WORK ITEM ▸ Once the pictures are removed, reproduce what is left of the data below exactly.

[[ DATA SUPPLIED, beginning ]]

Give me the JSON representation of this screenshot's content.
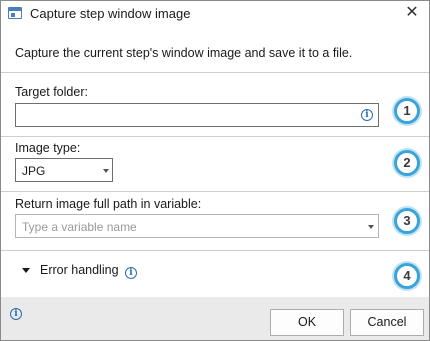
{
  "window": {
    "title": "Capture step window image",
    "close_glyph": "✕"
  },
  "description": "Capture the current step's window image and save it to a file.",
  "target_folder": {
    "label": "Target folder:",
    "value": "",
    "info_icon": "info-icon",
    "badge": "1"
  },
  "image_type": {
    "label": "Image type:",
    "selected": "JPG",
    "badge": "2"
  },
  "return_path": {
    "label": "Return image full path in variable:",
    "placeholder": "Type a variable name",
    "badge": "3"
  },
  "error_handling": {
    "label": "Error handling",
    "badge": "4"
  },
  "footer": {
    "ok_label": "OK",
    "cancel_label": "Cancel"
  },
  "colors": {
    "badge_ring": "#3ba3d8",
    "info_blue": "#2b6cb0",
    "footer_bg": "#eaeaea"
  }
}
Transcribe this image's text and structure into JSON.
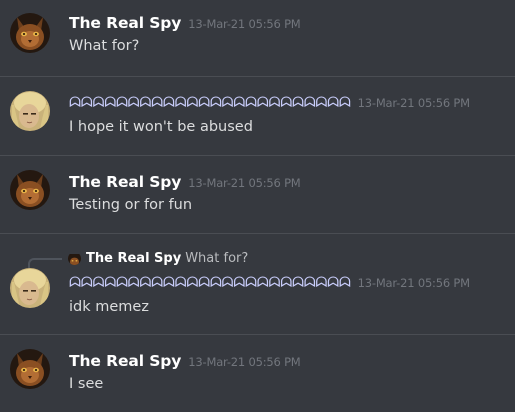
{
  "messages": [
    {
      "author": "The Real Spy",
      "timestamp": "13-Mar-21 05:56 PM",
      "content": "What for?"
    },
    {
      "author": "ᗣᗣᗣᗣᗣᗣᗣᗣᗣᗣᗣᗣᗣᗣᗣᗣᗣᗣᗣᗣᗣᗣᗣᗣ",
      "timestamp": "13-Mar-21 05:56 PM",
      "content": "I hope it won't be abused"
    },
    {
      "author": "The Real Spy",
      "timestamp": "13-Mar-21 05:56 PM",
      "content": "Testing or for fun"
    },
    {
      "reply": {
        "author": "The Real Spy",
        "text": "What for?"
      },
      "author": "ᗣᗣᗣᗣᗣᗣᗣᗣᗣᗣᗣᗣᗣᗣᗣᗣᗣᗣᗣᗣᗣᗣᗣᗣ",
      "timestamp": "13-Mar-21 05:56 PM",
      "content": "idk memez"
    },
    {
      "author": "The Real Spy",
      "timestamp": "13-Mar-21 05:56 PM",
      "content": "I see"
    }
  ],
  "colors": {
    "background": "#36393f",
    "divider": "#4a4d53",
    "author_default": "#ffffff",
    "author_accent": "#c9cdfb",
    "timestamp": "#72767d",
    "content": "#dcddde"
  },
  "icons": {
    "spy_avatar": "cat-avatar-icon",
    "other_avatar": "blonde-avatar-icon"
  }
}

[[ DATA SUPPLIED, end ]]

TASK SOLUTION ▸
Give me the JSON representation of this screenshot's content.
{
  "window": {
    "title": "Capture step window image",
    "close_glyph": "✕"
  },
  "description": "Capture the current step's window image and save it to a file.",
  "target_folder": {
    "label": "Target folder:",
    "value": "",
    "info_icon": "info-icon",
    "badge": "1"
  },
  "image_type": {
    "label": "Image type:",
    "selected": "JPG",
    "badge": "2"
  },
  "return_path": {
    "label": "Return image full path in variable:",
    "placeholder": "Type a variable name",
    "badge": "3"
  },
  "error_handling": {
    "label": "Error handling",
    "badge": "4"
  },
  "footer": {
    "ok_label": "OK",
    "cancel_label": "Cancel"
  },
  "colors": {
    "badge_ring": "#3ba3d8",
    "info_blue": "#2b6cb0",
    "footer_bg": "#eaeaea"
  }
}
Transcribe this image's text and structure into JSON.
{
  "messages": [
    {
      "author": "The Real Spy",
      "timestamp": "13-Mar-21 05:56 PM",
      "content": "What for?"
    },
    {
      "author": "ᗣᗣᗣᗣᗣᗣᗣᗣᗣᗣᗣᗣᗣᗣᗣᗣᗣᗣᗣᗣᗣᗣᗣᗣ",
      "timestamp": "13-Mar-21 05:56 PM",
      "content": "I hope it won't be abused"
    },
    {
      "author": "The Real Spy",
      "timestamp": "13-Mar-21 05:56 PM",
      "content": "Testing or for fun"
    },
    {
      "reply": {
        "author": "The Real Spy",
        "text": "What for?"
      },
      "author": "ᗣᗣᗣᗣᗣᗣᗣᗣᗣᗣᗣᗣᗣᗣᗣᗣᗣᗣᗣᗣᗣᗣᗣᗣ",
      "timestamp": "13-Mar-21 05:56 PM",
      "content": "idk memez"
    },
    {
      "author": "The Real Spy",
      "timestamp": "13-Mar-21 05:56 PM",
      "content": "I see"
    }
  ],
  "colors": {
    "background": "#36393f",
    "divider": "#4a4d53",
    "author_default": "#ffffff",
    "author_accent": "#c9cdfb",
    "timestamp": "#72767d",
    "content": "#dcddde"
  },
  "icons": {
    "spy_avatar": "cat-avatar-icon",
    "other_avatar": "blonde-avatar-icon"
  }
}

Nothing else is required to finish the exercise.